From phones, to tablets, to TV’s and more, we are bombarded with a constant barrage of stimulating light. These devices give off a blue-wavelength spectrum of light, a very short wavelength, which makes it difficult for our brains to shut down at night. This type of light actually suppresses the production of melatonin, a sleep-inducing hormone, and can alter the circadian rhythm, which allows us to have proper, consistent sleep/wake cycles. It may be time to shut that phone down before going into bed, and consider reducing or eliminating that time in front of the TV during late times at night as well.

Low Blood Sugar

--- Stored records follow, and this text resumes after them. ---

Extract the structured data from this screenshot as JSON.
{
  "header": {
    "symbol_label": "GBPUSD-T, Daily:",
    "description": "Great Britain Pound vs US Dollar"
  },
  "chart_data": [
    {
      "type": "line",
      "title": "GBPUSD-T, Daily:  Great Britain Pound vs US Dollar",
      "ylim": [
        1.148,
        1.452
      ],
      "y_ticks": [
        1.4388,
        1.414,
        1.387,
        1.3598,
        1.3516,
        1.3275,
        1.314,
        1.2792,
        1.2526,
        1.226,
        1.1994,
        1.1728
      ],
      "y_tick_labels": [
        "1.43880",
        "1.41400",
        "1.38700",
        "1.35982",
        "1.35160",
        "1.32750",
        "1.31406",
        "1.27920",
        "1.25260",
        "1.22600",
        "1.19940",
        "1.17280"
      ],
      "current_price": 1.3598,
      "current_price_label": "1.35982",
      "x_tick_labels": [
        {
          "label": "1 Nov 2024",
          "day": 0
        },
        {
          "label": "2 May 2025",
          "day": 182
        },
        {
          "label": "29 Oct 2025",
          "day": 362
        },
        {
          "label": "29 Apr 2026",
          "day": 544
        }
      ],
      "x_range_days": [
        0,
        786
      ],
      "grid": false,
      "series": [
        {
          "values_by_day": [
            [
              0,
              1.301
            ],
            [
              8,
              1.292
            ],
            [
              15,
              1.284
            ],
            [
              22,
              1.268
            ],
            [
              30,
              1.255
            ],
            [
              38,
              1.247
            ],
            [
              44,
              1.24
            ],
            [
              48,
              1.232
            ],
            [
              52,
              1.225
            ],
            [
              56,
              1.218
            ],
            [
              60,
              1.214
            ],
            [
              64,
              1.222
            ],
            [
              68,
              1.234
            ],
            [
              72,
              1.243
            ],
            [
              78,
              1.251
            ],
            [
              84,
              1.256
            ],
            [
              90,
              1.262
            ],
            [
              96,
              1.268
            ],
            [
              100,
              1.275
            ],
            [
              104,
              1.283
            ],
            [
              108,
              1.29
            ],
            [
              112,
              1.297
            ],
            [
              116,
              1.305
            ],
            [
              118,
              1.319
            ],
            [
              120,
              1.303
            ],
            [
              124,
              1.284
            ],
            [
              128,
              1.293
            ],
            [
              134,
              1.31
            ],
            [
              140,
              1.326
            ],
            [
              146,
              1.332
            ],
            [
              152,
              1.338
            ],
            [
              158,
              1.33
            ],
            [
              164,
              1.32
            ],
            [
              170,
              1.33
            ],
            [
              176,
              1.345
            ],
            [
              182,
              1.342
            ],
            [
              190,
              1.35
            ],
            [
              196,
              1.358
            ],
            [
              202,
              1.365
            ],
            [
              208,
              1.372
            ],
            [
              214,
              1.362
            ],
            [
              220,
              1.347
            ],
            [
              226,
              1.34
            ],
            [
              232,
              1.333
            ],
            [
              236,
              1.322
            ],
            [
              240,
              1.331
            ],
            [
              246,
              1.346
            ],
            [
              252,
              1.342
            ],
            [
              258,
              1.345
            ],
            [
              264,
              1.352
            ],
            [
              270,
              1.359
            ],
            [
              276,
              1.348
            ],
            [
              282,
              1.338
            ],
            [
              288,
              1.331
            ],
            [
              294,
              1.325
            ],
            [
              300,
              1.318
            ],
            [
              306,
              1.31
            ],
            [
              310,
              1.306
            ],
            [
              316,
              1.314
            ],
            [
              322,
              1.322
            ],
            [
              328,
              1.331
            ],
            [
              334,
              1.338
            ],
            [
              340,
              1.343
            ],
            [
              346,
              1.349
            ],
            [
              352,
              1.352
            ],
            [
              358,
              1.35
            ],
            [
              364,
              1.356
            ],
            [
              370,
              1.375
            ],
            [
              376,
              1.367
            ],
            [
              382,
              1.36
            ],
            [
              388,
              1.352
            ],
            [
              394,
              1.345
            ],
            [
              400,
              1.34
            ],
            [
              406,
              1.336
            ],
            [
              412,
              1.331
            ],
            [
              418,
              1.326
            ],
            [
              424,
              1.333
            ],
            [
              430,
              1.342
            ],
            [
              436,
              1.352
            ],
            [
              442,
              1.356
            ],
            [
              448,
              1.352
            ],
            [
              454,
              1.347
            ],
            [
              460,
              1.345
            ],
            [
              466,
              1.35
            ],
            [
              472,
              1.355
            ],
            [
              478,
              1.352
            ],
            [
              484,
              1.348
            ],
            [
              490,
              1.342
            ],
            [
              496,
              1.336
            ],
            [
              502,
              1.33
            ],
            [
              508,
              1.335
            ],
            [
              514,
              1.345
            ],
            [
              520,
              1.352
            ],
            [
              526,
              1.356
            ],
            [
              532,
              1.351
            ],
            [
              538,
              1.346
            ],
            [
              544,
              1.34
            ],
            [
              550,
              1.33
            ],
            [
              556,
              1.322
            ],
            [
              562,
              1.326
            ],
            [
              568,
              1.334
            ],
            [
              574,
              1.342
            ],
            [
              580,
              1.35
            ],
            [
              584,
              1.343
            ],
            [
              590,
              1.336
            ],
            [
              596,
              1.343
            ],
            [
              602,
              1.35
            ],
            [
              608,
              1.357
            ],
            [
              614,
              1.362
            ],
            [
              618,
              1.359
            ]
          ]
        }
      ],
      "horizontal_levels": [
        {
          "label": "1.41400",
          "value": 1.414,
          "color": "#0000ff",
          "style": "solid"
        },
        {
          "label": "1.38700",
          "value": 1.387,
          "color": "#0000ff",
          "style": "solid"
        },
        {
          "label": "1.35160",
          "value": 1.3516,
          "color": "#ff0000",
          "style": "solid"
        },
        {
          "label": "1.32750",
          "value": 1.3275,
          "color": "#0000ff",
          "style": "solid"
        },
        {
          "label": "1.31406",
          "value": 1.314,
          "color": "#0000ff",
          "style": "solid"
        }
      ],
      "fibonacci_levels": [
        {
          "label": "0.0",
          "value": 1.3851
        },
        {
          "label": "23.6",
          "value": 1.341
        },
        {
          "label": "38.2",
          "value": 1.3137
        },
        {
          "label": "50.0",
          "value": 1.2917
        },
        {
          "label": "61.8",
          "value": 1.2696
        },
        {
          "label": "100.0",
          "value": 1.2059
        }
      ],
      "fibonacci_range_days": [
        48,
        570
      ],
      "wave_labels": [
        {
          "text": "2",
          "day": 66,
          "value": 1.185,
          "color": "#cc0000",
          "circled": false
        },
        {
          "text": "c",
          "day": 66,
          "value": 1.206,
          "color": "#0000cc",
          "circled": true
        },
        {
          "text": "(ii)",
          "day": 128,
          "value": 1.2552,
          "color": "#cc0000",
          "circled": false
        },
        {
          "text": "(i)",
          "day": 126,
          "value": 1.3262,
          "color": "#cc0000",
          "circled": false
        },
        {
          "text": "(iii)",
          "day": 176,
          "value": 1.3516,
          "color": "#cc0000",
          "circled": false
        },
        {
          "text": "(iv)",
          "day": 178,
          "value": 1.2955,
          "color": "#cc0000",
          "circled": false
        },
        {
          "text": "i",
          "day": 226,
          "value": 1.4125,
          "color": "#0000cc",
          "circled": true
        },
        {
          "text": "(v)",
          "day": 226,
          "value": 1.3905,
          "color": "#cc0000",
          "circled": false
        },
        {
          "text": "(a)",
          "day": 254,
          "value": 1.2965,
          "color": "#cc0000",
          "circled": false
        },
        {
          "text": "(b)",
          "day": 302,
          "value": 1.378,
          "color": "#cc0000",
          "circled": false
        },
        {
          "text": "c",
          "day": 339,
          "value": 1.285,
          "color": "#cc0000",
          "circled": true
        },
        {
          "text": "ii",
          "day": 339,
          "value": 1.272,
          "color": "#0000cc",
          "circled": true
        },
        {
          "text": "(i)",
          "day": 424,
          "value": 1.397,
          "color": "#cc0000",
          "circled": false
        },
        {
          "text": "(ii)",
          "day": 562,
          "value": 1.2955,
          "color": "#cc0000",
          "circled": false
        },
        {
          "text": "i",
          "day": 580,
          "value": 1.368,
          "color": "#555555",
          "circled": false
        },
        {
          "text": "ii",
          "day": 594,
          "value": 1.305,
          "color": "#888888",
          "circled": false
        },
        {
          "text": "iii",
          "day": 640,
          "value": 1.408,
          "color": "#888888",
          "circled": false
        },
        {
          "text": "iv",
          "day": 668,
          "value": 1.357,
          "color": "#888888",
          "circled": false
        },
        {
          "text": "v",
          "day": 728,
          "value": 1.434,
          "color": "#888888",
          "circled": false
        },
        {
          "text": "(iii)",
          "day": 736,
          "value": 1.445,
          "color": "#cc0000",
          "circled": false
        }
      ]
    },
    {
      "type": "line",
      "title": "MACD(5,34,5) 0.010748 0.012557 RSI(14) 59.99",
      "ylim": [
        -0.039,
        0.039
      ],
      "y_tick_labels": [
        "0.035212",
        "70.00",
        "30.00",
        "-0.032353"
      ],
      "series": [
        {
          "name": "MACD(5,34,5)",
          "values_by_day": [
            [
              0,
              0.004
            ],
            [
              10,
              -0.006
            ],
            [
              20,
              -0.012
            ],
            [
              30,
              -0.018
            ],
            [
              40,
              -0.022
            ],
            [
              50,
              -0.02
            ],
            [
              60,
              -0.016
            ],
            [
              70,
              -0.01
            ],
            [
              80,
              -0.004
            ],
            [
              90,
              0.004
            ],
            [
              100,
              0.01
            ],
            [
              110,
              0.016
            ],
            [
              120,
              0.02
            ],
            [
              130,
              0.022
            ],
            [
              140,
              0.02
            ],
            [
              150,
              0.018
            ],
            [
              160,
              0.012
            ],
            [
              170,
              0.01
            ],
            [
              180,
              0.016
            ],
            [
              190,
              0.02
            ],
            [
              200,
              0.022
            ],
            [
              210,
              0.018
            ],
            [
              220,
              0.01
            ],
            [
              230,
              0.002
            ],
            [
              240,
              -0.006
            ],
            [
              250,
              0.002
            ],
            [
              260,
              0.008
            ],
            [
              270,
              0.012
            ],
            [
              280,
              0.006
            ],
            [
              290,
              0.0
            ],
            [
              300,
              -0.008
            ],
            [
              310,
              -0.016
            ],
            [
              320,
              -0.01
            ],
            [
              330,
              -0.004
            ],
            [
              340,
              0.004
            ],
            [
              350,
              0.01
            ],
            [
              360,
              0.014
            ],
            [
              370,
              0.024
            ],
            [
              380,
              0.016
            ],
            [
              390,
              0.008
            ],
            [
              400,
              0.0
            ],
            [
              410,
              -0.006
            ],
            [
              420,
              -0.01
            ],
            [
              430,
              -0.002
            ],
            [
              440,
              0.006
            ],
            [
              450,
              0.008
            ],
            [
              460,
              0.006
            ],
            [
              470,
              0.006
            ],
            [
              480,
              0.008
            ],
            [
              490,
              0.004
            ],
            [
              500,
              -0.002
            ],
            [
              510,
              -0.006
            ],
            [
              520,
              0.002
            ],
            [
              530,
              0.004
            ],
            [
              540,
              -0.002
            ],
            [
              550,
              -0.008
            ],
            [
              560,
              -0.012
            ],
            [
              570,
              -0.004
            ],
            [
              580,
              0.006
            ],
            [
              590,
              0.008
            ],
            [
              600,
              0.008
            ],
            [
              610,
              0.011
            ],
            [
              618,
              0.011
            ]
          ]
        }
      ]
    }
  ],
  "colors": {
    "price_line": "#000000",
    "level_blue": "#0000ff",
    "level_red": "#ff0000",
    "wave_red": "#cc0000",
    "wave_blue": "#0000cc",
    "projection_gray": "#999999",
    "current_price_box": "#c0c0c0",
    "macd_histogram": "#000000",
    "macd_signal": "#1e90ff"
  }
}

Dysglycemia, or blood sugar dysregulation, is running rampant among our society. You don’t have to have diabetes to have trouble controlling blood sugar, and sleep is just one area that may be affected as a result. When our diets are high in carbohydrates and sugars, our body quickly breaks these down for use for quick energy. What happens when we eat a dinner high in carbs or a late night snack high in sugar, such as ice cream? We may go to bed feeling full and satisfied, but the quickly broken down and absorbed carbs can’t sustain the energy our body needs through a full night of sleep. So our body taps into our adrenal glands to secrete cortisol, our stress hormone, to pull blood sugar out of our stores and into our blood stream so our body, and our brain, can continue to function while we sleep. With this quick spike in cortisol, along with adrenaline hormones, in the middle of the night, our brain quickly wakes us up as we get put into fight or flight mode. This often takes place sometime between 2 and 3am. If this is you, consider having a healthy snack high in protein before bed, so your body has something in can break down and use over the course of a night of sleep.

Stress

The world we live in tends to be busy, go-go-go, and thus, stressful. But does that high stress life you live really affect your sleep? It most certainly Stress causes poor sleepdoes. As mentioned above, cortisol, our stress hormone, plays a large role in our sleep. During the day our cortisol levels are higher, to keep us alert and awake. At night, they drop and should be at their lowest point in the middle of the night, so we can sleep. When morning comes cortisol increases to help us get up and ready for the day. But when stress levels are high in a person’s life, the pattern of cortisol can be thrown off. Often, one may feel awake at night and have a hard time falling asleep, while mornings are nearly impossible to get out of bed. Adding to the story, melatonin, our sleep hormone, works in an inverse relationship, where it should be low during the day and high at night to help us sleep. When these become out of range or even reversed, our sleep patterns are greatly affected.

 

 

3 Steps to Better Sleep

1. Turn off your phone, tablets, and TV while in bed, and maybe even an hour or so prior.
2. Avoid high carb meals for dinner, and especially high sugar snacks before bed.
3. Consider doing an easy test that measures cortisol levels in your saliva throughout the day, to see if your levels are where they should be. This test can be ordered and reviewed in our Champlin wellness clinic.

It’s time you start taking control of your sleep. Sleep is one of the most critical parts to optimal brain health and every poor night of sleep can lead to more trouble down the road. Call today to discuss with one of our providers about how we can help you.

Erik Starr, DC

Erik Starr, DC